Sofosbuvir is an evil decoy of sorts. It looks like a building block of RNA. But once it is mistakenly incorporated into the RNA chain, the chain cannot grow and the virus cannot reproduce.
The effectiveness of the new drugs can vary depending on which strain of hepatitis C, known as genotypes, the patient has.
People infected with hepatitis C genotypes 2 and 3 — which account for 20 to 25 percent of cases in the United States — will take sofosbuvir with ribavirin but without interferon, making this the first all-oral treatment for hepatitis C. Treatment for genotype 2 will be 12 weeks, but for genotype 3 it will probably be 24 weeks.
Genotype 1, which accounts for more than 70 percent of patients in the United States, will still require interferon and ribavirin along with sofosbuvir, but only for 12 weeks. In a clinical trial, about 90 percent of previously untreated patients taking this combination achieved a sustained virologic response. The combination is expected to be somewhat less effective in those for whom previous treatments did not work.
Gilead hopes to have an all-oral treatment for genotype 1 approved by the end of 2014. It would be a once-a-day pill containing both sofosbuvir and another experimental Gilead drug, ledipasvir. This combination, used along with ribavirin, is what cured Dr. Rubens.
Other companies, including AbbVie, Merck and Bristol-Myers Squibb, are in a heated race to also bring all-oral combinations to market in the next two years or so.
Liver specialists will be able to put together an all-oral regimen for genotype 1 very soon, however, by prescribing both sofosbuvir and simeprevir, a Johnson & Johnson protease inhibitor that is expected to win approval soon. One study has shown this combination to be extremely effective, though insurers may balk at paying for two expensive drugs.
Awaiting Better Options
These new drugs are likely to alter the calculus about who gets treated and when.
Many doctors are now “warehousing” their hepatitis C patients — urging them to forgo treatment until the new drugs are approved.
“There’s no way I’m going to put them on an interferon regimen when we’re a year away from having interferon-free regimens,” said Dr. Scott Friedman, the chief of liver diseases at the Icahn School of Medicine at Mount Sinai. “It’s rare you have to pull the trigger and get them on treatment in that period of time.”
Gilead estimates that only 58,000 Americans with hepatitis C are now undergoing treatment, a small fraction even of those who know they are infected. Wanting to avoid interferon’s side effects, some patients without symptoms try to monitor their liver and start treatment only if it shows signs of deterioration.

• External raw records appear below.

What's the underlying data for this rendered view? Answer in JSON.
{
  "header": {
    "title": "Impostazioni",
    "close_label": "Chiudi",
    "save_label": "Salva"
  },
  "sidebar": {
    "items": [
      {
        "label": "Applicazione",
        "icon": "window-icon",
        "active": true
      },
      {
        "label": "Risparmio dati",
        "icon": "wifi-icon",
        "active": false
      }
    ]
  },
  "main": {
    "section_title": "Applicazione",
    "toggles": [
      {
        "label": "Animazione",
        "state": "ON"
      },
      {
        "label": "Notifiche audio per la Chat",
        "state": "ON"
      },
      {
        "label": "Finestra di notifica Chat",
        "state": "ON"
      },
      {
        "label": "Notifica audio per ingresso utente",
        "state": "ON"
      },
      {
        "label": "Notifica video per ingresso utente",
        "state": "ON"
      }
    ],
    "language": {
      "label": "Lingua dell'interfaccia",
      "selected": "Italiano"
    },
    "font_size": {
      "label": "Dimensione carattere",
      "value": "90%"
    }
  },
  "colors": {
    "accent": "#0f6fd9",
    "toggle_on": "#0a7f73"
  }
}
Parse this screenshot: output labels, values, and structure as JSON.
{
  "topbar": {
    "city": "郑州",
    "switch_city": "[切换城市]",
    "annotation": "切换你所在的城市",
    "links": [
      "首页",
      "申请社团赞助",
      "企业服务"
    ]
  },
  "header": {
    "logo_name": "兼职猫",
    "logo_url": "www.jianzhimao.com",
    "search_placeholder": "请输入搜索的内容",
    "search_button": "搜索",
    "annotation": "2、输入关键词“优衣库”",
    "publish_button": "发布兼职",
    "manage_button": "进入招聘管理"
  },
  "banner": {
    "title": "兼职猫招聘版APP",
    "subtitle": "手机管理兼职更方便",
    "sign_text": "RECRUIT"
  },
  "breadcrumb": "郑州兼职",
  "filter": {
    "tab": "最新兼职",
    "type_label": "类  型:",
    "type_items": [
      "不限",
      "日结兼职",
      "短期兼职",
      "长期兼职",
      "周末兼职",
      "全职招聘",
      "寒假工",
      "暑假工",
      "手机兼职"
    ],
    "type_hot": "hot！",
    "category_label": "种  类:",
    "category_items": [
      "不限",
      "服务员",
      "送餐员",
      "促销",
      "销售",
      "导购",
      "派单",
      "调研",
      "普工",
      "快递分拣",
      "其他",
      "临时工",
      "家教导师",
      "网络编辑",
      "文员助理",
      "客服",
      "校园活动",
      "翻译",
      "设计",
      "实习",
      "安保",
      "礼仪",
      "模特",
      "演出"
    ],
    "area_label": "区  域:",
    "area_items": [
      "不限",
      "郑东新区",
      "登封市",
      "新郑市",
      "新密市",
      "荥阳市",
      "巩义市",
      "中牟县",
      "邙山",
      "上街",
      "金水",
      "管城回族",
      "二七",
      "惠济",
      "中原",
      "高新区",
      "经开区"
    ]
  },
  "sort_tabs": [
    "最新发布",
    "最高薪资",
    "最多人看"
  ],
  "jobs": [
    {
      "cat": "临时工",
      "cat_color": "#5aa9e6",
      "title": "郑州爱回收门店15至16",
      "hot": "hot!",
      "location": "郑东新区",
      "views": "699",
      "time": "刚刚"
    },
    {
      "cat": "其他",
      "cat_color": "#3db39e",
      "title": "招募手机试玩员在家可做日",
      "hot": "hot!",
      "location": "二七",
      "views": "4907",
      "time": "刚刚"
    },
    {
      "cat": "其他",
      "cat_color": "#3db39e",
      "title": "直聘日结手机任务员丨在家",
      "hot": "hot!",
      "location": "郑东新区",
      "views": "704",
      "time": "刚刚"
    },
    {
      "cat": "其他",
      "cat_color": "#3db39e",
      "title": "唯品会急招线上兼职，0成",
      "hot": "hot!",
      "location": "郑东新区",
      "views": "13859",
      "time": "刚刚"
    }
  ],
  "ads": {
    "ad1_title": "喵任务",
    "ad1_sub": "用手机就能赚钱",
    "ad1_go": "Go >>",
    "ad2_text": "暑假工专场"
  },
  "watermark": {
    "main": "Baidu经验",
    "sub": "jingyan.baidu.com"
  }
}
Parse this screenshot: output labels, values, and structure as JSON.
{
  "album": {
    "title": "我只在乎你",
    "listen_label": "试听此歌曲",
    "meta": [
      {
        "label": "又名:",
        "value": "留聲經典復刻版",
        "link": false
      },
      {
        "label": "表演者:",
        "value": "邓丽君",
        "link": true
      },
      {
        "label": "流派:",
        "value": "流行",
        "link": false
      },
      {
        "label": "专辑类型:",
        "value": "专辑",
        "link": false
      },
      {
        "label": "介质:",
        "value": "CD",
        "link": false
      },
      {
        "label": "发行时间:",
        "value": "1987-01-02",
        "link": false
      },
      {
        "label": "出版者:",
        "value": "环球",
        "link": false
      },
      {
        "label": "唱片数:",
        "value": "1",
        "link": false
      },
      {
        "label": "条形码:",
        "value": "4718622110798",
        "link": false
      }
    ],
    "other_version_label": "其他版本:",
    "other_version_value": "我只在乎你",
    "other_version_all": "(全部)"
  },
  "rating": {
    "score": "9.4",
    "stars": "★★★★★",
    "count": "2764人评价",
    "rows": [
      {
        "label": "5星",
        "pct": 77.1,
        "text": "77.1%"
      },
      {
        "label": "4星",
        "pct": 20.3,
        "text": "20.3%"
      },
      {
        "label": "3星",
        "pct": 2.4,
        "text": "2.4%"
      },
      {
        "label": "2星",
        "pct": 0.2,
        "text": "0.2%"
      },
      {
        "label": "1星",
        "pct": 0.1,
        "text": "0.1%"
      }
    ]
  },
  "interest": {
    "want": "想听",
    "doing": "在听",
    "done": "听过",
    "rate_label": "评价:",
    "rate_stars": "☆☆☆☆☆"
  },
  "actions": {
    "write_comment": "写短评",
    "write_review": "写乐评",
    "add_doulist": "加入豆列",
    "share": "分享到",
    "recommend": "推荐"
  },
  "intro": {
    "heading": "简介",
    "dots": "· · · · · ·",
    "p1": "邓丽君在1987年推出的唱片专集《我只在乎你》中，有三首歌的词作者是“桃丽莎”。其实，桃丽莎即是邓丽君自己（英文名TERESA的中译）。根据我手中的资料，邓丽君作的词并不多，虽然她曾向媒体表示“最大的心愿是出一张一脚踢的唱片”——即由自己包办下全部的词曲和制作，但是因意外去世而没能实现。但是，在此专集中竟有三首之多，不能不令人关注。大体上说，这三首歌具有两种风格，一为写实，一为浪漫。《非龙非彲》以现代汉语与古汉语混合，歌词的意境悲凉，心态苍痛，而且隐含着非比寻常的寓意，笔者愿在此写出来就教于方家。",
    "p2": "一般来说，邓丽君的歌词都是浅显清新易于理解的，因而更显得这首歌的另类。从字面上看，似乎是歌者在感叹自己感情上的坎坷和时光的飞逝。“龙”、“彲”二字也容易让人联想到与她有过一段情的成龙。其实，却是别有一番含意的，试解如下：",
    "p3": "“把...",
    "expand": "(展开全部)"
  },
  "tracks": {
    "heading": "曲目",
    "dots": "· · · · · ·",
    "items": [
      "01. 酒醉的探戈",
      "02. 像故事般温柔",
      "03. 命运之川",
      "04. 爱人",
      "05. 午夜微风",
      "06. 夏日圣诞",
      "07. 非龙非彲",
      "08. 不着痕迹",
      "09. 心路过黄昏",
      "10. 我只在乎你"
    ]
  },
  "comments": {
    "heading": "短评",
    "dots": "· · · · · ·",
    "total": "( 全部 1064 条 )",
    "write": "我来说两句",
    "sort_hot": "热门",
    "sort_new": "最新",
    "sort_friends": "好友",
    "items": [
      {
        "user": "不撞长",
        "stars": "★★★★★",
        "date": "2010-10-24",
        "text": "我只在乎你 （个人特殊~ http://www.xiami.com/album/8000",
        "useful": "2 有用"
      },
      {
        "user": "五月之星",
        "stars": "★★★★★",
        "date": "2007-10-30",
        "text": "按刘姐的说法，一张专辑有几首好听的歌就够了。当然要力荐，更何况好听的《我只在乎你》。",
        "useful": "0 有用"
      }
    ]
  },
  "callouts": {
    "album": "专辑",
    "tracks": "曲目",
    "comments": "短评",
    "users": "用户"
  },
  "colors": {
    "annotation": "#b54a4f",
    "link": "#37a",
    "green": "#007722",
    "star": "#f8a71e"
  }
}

But with the new more tolerable treatments, some experts say, it makes sense to treat early-stage disease to prevent cirrhosis and the accompanying risk of liver cancer.
And it is likely that more pre-symptomatic patients will be found through wider screening. Both the United States Preventive Services Task Force and the C.D.C. have recently begun to recommend that all baby boomers — people born from 1946 to 1964 — be tested for infection with hepatitis C, since they represent about three quarters of all cases.
“It will be test and treat,” said Dr. Eugene Schiff, the director of the liver diseases center at the University of Miami, who is a consultant to drug companies.
Pharmaceutical companies, of course, have a financial interest in seeing that more people get screened and treated, and they have been providing support for hepatitis C awareness campaigns and sponsoring studies on the benefits of screening and treatment.
The all-oral regimens also may make it more feasible to treat the people who are most likely to spread the virus — intravenous drug users, the homeless and prison inmates, many of whom also have mental health problems.
“I can’t treat an unstable patient safely with interferon,” said Dr. Diana Sylvestre, who runs a clinic in Oakland, Calif. that treats illicit drug users and former users. “But I can sure as hell give them a few pills.”